    1. :) I do love asparagus, and it certainly does deserve saluting! In fact, in future, I will substitute "salute" for "saute" and grin each time. I may even make a recipe card (copying your creative ones) for one of my favorite asparagus recipes.

      Wouldn't it be fun to have a play date? If you would come, I'd even make lunch. Maybe even bake.

  2. There's a book I've read called "Stitching for Victory" that even had pictures of some of the designs used as therapy by soldiers. And there is an organisation called "Fine Cell Work" in the UK that does fantastic work with prisoners...

    1. :) I knew you would know! Your history in stitching came to mind as I was looking for the articles. I looked at "Fine Cell Work" after I published the post--there work with prisoners is amazing!

  3. I LOVE your tea bag stitching!! Stitching can be very soothing.
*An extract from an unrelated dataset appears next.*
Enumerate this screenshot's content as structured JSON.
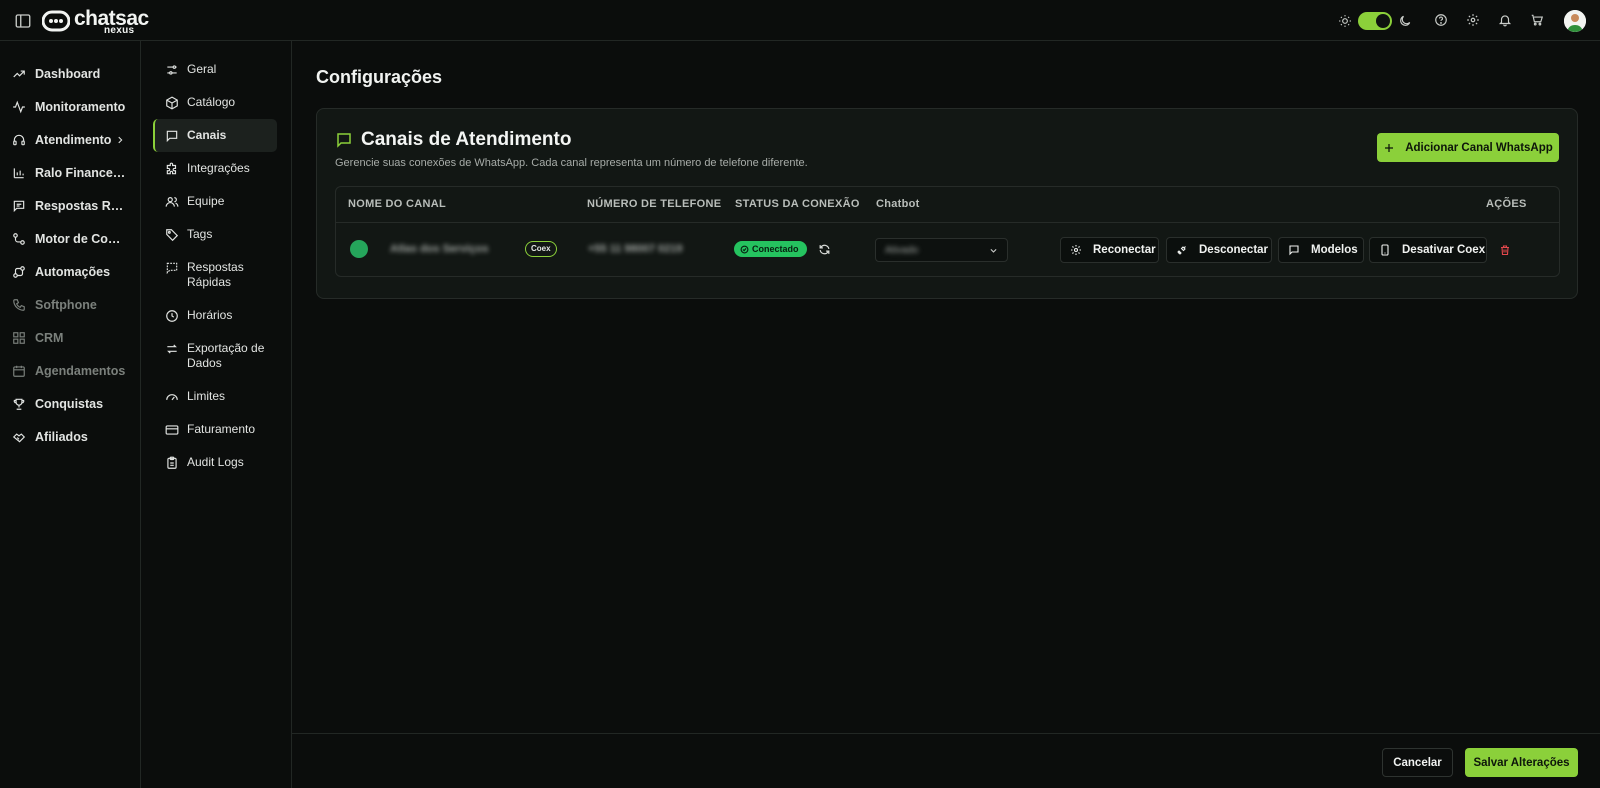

    1. Thanks, Penny, I'm enjoying experimenting with the tea bags. Most people who embroider (or knit) find the process soothing. Maybe if more prisons used embroidery to help prisoners pass the time with something creative, prisons would have fewer problems.

  4. You know, it makes so much sense. Imagine watching an episode of Lock Up with those big dudes sitting around stitching. I met a veteran who had been injured in a parachuting accident several years ago. He learned to cross-stitch as part of his therapy and, wow, he creates some beautiful work. I've seen only a few pieces, but they are pretty amazing and all very masculine--military, vehicles, forest and desert scenes, etc.

    1. There are so many advantages to including arts in rehab and therapy. Embroidery has long been considered a pastime for women, but the process allows for meditation and creativity for anyone. I remember how happy I was to realize that Rosie Grier, the famous football player, loved to do needlepoint. This article shows that he enjoyed many crafts that are not considered "manly." And few people would ever have questioned Rosie Grier's masculinity!


Good to hear from you!